- [The task] In the entries below, find each line with the string "title" and copy it.

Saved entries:
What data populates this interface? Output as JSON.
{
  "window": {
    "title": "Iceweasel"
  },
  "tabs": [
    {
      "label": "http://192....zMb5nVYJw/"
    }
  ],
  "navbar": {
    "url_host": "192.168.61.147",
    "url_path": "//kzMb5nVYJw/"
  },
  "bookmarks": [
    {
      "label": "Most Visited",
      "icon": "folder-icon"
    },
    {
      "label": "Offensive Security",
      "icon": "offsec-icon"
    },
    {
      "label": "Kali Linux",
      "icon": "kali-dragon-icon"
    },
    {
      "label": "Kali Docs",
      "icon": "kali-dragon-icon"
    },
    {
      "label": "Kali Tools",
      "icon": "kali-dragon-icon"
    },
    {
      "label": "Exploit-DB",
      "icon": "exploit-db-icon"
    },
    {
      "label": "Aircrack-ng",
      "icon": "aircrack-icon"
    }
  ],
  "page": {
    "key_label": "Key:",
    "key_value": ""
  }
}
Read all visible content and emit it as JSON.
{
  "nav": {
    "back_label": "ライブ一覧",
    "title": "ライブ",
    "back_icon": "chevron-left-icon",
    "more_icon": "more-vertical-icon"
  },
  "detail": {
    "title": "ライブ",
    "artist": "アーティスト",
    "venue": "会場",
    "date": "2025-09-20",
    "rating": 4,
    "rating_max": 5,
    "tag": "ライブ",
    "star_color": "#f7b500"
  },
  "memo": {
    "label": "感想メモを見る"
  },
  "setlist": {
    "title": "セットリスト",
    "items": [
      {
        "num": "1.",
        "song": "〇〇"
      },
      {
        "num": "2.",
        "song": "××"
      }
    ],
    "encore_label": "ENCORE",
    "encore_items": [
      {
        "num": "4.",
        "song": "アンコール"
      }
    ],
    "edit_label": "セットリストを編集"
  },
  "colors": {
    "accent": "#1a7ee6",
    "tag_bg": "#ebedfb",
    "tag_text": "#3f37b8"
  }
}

- [Result for this task]
    "title": "Iceweasel"
    "title": "ライブ",
    "title": "ライブ",
    "title": "セットリスト",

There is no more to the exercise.